Unlike Force Majeure, Doctrine of frustration is not needed to be added to a contract. The parties can simply invoke this doctrine, upon the fulfilment of certain conditions.
Nevertheless, if force majeure clause is mentioned in the contract, it will be applicable. But, the court may also find doctrine of frustration applicable in certain situations, which the force majeure provision doesn’t include.
Force Majeure And Frustration Under English Law
Force Majeure under English Law is not a recognised legal principle however, to gain Force Majeure relief in the contract, the parties must prove before the court of law what accounts for Force Majeure. If in case the parties to the contract fail to prove or show the necessary, the contract will not fall into the category of Force Majeure of performance.
Nonetheless, Due to the Covid-19 outbreak, performance of the contract can be excused if there is an explicit mention to a similar situation, or a contract that might include words like epidemic, pandemic, and/or quarantine.
If in case, no force majeure clause is mentioned in the contract, then Doctrine of frustration can be evoked. Doctrine of frustration discharges the parties from contractual obligations under some unforeseen circumstances. Frustration involves two aspects: contractual obligation rendered impossible and the party’s principle intention changes, for which they had entered into the contract. According to English Law, a contract could also be discharged on the ground of frustration, when something occurs after the formation of a contract, i.e. an unforeseen event or unanticipated change in circumstances.

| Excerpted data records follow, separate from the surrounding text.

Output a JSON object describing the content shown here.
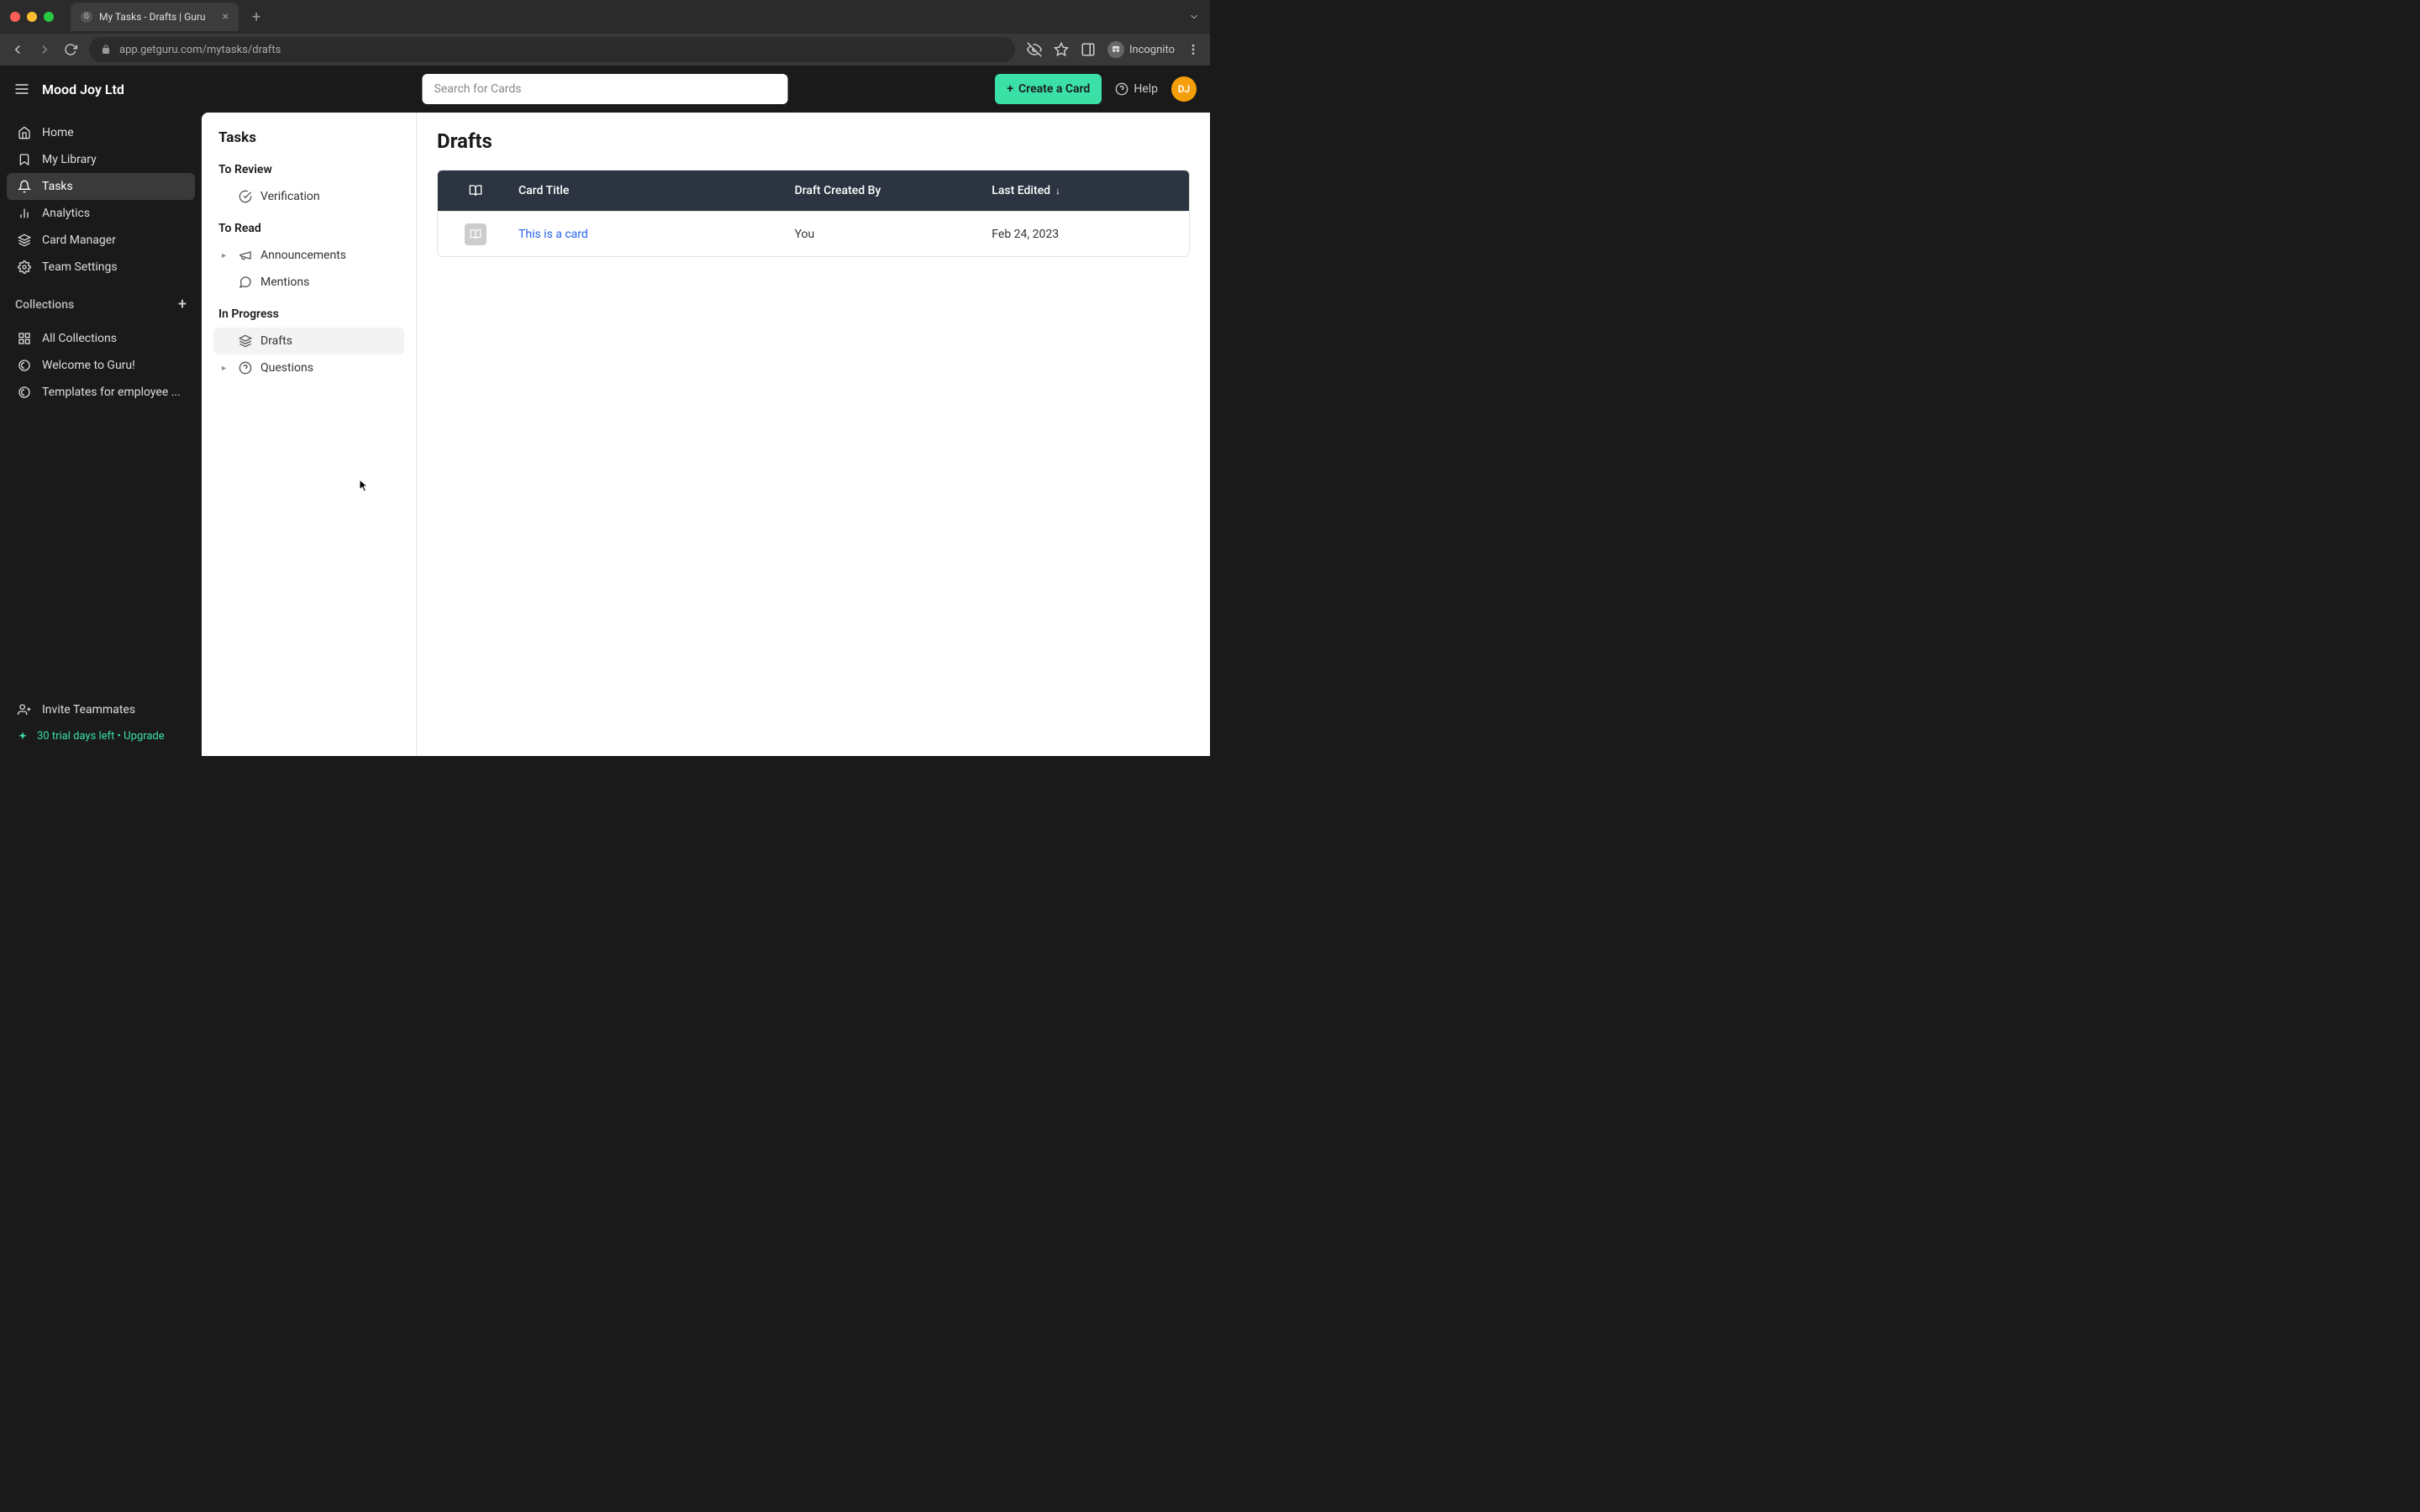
{
  "browser": {
    "tab_title": "My Tasks - Drafts | Guru",
    "url": "app.getguru.com/mytasks/drafts",
    "incognito_label": "Incognito"
  },
  "topbar": {
    "org_name": "Mood Joy Ltd",
    "search_placeholder": "Search for Cards",
    "create_label": "Create a Card",
    "help_label": "Help",
    "avatar_initials": "DJ"
  },
  "sidebar": {
    "nav": [
      {
        "label": "Home",
        "icon": "home"
      },
      {
        "label": "My Library",
        "icon": "bookmark"
      },
      {
        "label": "Tasks",
        "icon": "bell",
        "active": true
      },
      {
        "label": "Analytics",
        "icon": "chart"
      },
      {
        "label": "Card Manager",
        "icon": "layers"
      },
      {
        "label": "Team Settings",
        "icon": "gear"
      }
    ],
    "collections_label": "Collections",
    "collections": [
      {
        "label": "All Collections",
        "icon": "grid"
      },
      {
        "label": "Welcome to Guru!",
        "icon": "guru"
      },
      {
        "label": "Templates for employee ...",
        "icon": "guru"
      }
    ],
    "invite_label": "Invite Teammates",
    "trial_label": "30 trial days left • Upgrade"
  },
  "tasks_panel": {
    "title": "Tasks",
    "groups": [
      {
        "label": "To Review",
        "items": [
          {
            "label": "Verification",
            "icon": "check-circle"
          }
        ]
      },
      {
        "label": "To Read",
        "items": [
          {
            "label": "Announcements",
            "icon": "megaphone",
            "chevron": true
          },
          {
            "label": "Mentions",
            "icon": "chat"
          }
        ]
      },
      {
        "label": "In Progress",
        "items": [
          {
            "label": "Drafts",
            "icon": "layers",
            "active": true
          },
          {
            "label": "Questions",
            "icon": "question",
            "chevron": true
          }
        ]
      }
    ]
  },
  "main": {
    "title": "Drafts",
    "columns": {
      "title": "Card Title",
      "created_by": "Draft Created By",
      "last_edited": "Last Edited"
    },
    "rows": [
      {
        "title": "This is a card",
        "created_by": "You",
        "last_edited": "Feb 24, 2023"
      }
    ]
  }
}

Though, it should be noted that sheer inconvenience, hardship, financial loss involved in performing the contract or hold up, which is within the risks of the undertaken contract, does not amount to frustration. This means, if a business suffers losses or hardship during a normal course of a business, then such mere hardships will not fall under the purview of frustration.

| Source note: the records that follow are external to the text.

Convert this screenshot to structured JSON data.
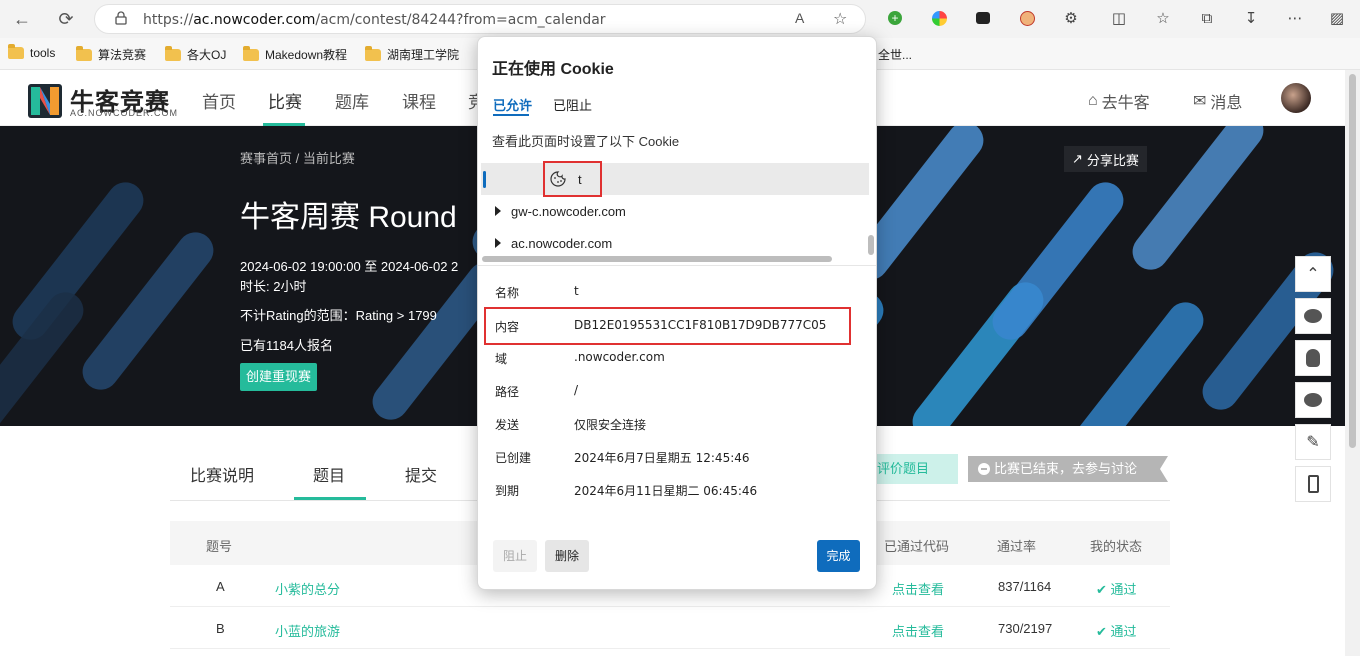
{
  "browser": {
    "url_scheme": "https://",
    "url_host": "ac.nowcoder.com",
    "url_path": "/acm/contest/84244?from=acm_calendar",
    "read_aloud_label": "A",
    "bookmarks": [
      "tools",
      "算法竞赛",
      "各大OJ",
      "Makedown教程",
      "湖南理工学院"
    ],
    "bookmark_overflow": "全世..."
  },
  "site": {
    "logo_text": "牛客竞赛",
    "logo_sub": "AC.NOWCODER.COM",
    "nav": [
      "首页",
      "比赛",
      "题库",
      "课程",
      "竞"
    ],
    "go_nowcoder": "去牛客",
    "messages": "消息"
  },
  "banner": {
    "breadcrumb": "赛事首页 / 当前比赛",
    "title": "牛客周赛 Round",
    "time": "2024-06-02 19:00:00 至 2024-06-02 2",
    "duration": "时长: 2小时",
    "rating": "不计Rating的范围：Rating > 1799",
    "registered": "已有1184人报名",
    "replay_button": "创建重现赛",
    "share": "分享比赛"
  },
  "tabs": {
    "items": [
      "比赛说明",
      "题目",
      "提交"
    ],
    "rate_button": "评价题目",
    "ended_badge": "比赛已结束，去参与讨论"
  },
  "table": {
    "headers": {
      "id": "题号",
      "code": "已通过代码",
      "rate": "通过率",
      "status": "我的状态"
    },
    "rows": [
      {
        "id": "A",
        "title": "小紫的总分",
        "code": "点击查看",
        "rate": "837/1164",
        "status": "通过"
      },
      {
        "id": "B",
        "title": "小蓝的旅游",
        "code": "点击查看",
        "rate": "730/2197",
        "status": "通过"
      }
    ]
  },
  "popup": {
    "title": "正在使用 Cookie",
    "tab_allowed": "已允许",
    "tab_blocked": "已阻止",
    "description": "查看此页面时设置了以下 Cookie",
    "tree": [
      {
        "label": "t",
        "selected": true
      },
      {
        "label": "gw-c.nowcoder.com",
        "selected": false
      },
      {
        "label": "ac.nowcoder.com",
        "selected": false
      }
    ],
    "props": [
      {
        "label": "名称",
        "value": "t"
      },
      {
        "label": "内容",
        "value": "DB12E0195531CC1F810B17D9DB777C05"
      },
      {
        "label": "域",
        "value": ".nowcoder.com"
      },
      {
        "label": "路径",
        "value": "/"
      },
      {
        "label": "发送",
        "value": "仅限安全连接"
      },
      {
        "label": "已创建",
        "value": "2024年6月7日星期五 12:45:46"
      },
      {
        "label": "到期",
        "value": "2024年6月11日星期二 06:45:46"
      }
    ],
    "block_button": "阻止",
    "delete_button": "删除",
    "done_button": "完成"
  },
  "colors": {
    "accent": "#25bb9b",
    "edge_blue": "#0f6cbd",
    "highlight_red": "#e03131"
  }
}
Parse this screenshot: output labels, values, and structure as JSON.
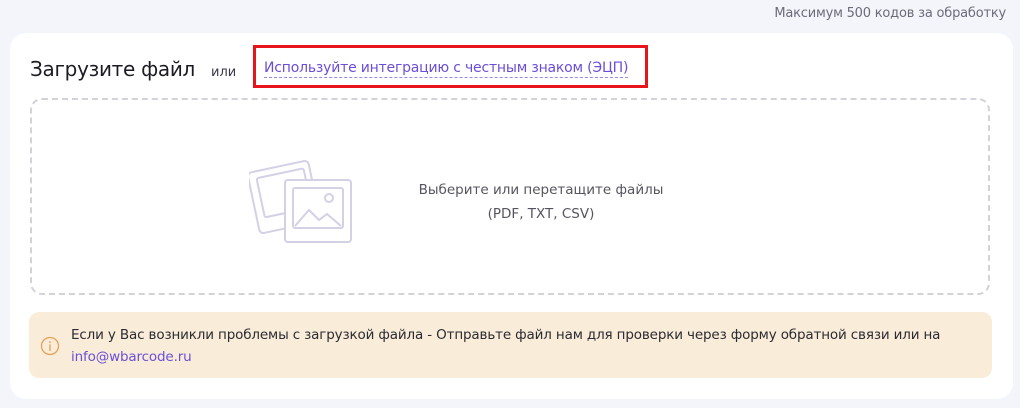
{
  "header": {
    "limit_note": "Максимум 500 кодов за обработку"
  },
  "upload": {
    "title": "Загрузите файл",
    "or_label": "или",
    "esign_link": "Используйте интеграцию с честным знаком (ЭЦП)"
  },
  "dropzone": {
    "line1": "Выберите или перетащите файлы",
    "line2": "(PDF, TXT, CSV)",
    "icon": "images-icon"
  },
  "notice": {
    "icon": "info-icon",
    "text_before": "Если у Вас возникли проблемы с загрузкой файла - Отправьте файл нам для проверки через форму обратной связи или на ",
    "email": "info@wbarcode.ru"
  },
  "colors": {
    "accent": "#6b4fd8",
    "highlight": "#e8141c",
    "notice_bg": "#f9ecd8",
    "page_bg": "#f4f5fb"
  }
}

Force Majeure And Hardship Under French Law
Article 1218 of the French Civil Code deals with the concept of force majeure and obligations of the debtor. For the defendant to conjure force majeure, he/she must fulfil three conditions:
The defendant must not be involved in circumstances leading upto the event.
The event must be unforeseeable. In case of a foreseeable event, the defendant is obliged to be prepared for it. Being not prepared for a foreseeable event leaves the defendant culpable.
The outcome of the event must be inevitable.
Force majeure is applicable throughout French Law and is a defence against liability.
The author through this article is trying to convey that the courts around the world provide relaxation in cases relating to force Majeure and Doctrine of Frustration whereas, in India stricter rules are followed and it has made it very difficult for the parties to seek relief under the same. In case of arbitration proceedings, if one of the parties tries to seek relief under Force Majeure and doctrine of frustration and even if, award is passed in favour of the party. The other party still has the remedy to seek the assistance of the court which at the first place defeats the whole process of arbitration. The finality of arbitral awards in matters of force majeure and Doctrine of frustration and lesser burden on the parties to prove the same, these are the two lacunae that must be addressed by the courts and for which legal provisions are required, if the same are not present in the arbitration agreement/clause.